Friday, May 7, 2021
Elbphilharmonie, Platz der Deutschen Einheit 4, 20457 Hamburg, Germany
Guest Reviewer, Ateş Orga
Paavo Järvi is immersed in music-making. Organised, disciplined, in tune with his musicians, prizing clarity and fidelity, immaculately prepared, nothing seems beyond his capacity or enthusiasm. He reminds me of an ace sportsman – each venue another circuit to visit, each orchestra a fresh track, table or court to play, a classic high-spec car to drive. Last weekend he was in Bremen with the Deutsche Kammerphilharmonie, seducing us with the Strauss family and Viennese rubato (Wiener Philharmoniker take note). In April he offered Mozart and Schumann in Amsterdam with the Royal Concertgebouw, in March Beethoven and Prokofiev with the Berliner Philharmoniker. He’s also been busy recording and webcasting Tchaikovsky and Mendelssohn with the Tonhalle-Orchester Zürich, distinguished cycles in the forging. In these pandemic times he’s managed to ensure a comforting, energised presence around Europe, a pair of safe hands and reassuring smile making life the more bearable for players and listeners alike.
Never an ensemble to let standards slip, the strings of the NDR Elbphilharmonie Orchester were finely showcased in Tchaikovsky’s 1880 Serenade. With antiphonal violins, this was an account of glowing, deep-throated sonority and character: dynamically extreme at the quieter end of the scale, elegantly playful in the Waltz, impassioned and grave in the Elegy, knife-edge ‘Russian’ in the Finale, a stamping troika at full tilt. Given the streamlined groups Järvi works with, certain parameters are always going to be promised – on this occasion the balance and unanimity of chording, and the sensuously velvet quality of the pizzicato passages. Come the end, body language electric with concentration and exultation, you felt everyone relished having been put through their paces, getting their instruments to speak and resonate at their superior best. Classy.

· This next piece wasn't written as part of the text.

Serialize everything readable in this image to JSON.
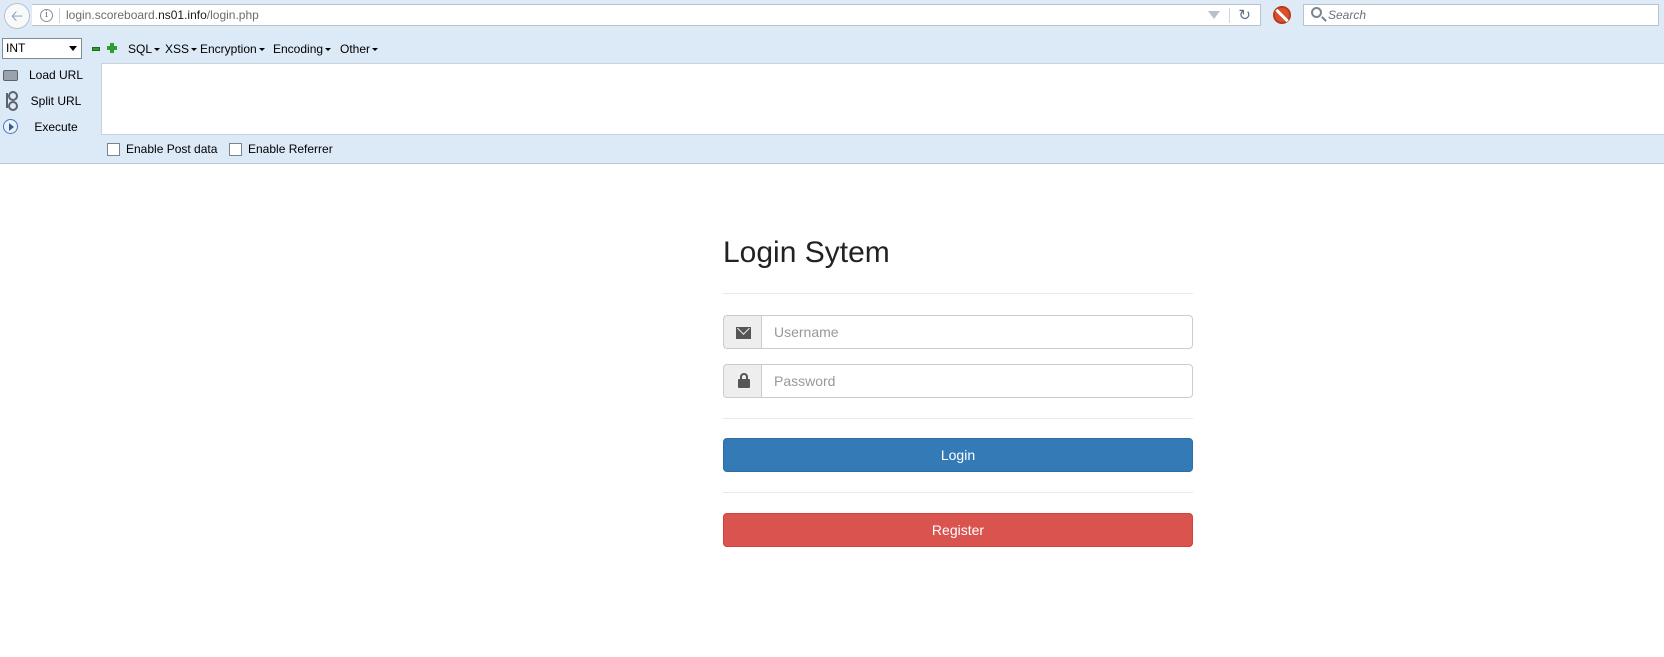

Between 2009 and 2013 Järvi recorded Carl Nielsen’s Six Symphonies in Frankfurt, released integrally in 2015 (RCA). Unsurprisingly, this reading of the Second, ‘The Four Temperaments’ (1901-02) – Nielsen astride new worlds while yet honouring the past – was a taut, brilliantly lit affair. Järvi’s interpretation – score open, double basses to the left, drums to the right – stressed structure, motifs and moods, things like the inventive flamboyance of the timpani writing, the bassoon duet and Tchaikovskian coda of the ‘Phlegmatic’ second movement, the Slavic melancholy and heavy-brass climaxes of the third, sticking in the memory. Of the ‘Sanguine’ Finale, the composer said that he “tried to sketch a man who storms thoughtlessly forward in the belief that the whole world belongs to him.” Such a being, Robert Simpson assayed (they litter history), “cares not a fig for the world; difficulties do not deter him, for he has never heard of difficulties; he is full of rude vigour and gutsy laughter.” All or nothing was Järvi’s message, the orchestra up for the challenge, no prisoners taken, generating maximum intensity through the long pause and string Adagio just before the close. Virtuoso stuff.